======== Source material

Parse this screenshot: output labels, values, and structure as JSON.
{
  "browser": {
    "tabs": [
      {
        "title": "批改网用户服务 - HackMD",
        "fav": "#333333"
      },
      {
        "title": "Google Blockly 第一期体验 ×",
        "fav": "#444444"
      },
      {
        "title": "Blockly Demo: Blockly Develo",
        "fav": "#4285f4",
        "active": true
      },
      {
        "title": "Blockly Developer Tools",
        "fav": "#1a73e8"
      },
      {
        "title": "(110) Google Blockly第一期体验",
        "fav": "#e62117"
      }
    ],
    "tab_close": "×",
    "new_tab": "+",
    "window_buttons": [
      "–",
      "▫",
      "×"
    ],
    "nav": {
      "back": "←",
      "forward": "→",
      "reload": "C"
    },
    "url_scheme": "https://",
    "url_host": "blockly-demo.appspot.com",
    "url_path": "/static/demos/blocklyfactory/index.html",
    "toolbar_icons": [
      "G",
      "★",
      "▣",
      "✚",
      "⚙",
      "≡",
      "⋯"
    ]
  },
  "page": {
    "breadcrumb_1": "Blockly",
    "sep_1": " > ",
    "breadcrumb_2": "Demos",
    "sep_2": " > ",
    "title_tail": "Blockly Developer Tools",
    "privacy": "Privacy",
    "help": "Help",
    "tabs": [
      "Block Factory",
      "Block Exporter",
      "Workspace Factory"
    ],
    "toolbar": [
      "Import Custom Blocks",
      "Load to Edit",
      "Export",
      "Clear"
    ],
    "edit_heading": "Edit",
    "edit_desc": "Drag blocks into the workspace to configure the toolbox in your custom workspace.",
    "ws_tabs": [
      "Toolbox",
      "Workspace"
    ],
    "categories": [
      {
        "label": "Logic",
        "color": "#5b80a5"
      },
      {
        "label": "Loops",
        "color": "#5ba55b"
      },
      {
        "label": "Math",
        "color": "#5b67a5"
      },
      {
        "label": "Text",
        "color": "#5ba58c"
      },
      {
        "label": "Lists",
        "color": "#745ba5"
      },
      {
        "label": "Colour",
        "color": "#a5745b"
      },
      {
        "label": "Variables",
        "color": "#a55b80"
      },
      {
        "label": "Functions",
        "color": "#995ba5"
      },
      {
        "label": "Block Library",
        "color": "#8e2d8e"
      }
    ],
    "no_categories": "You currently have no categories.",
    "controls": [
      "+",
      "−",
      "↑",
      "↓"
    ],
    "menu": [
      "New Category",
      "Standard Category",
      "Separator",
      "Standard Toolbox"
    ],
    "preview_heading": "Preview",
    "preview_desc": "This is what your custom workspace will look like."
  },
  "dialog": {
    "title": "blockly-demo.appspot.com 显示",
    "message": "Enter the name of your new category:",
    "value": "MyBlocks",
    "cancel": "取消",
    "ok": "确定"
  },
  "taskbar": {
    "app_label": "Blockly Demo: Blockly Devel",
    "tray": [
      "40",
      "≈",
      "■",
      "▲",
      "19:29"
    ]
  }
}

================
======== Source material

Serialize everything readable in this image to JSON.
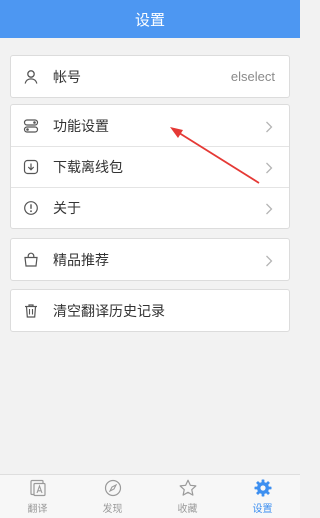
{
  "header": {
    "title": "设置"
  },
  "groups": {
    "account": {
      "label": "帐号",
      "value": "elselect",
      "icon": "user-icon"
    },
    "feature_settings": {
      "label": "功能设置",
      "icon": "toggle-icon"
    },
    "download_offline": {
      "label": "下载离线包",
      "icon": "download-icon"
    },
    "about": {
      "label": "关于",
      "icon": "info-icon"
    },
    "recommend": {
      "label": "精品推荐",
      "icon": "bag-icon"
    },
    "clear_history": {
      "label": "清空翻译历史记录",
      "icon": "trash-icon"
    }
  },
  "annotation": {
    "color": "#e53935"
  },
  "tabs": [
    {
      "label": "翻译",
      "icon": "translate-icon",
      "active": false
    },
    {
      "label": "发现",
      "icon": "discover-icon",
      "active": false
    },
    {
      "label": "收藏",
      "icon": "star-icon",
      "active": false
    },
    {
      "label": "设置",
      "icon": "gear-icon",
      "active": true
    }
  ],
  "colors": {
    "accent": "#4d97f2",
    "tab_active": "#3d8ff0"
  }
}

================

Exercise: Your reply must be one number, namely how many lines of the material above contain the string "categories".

Completed task: 2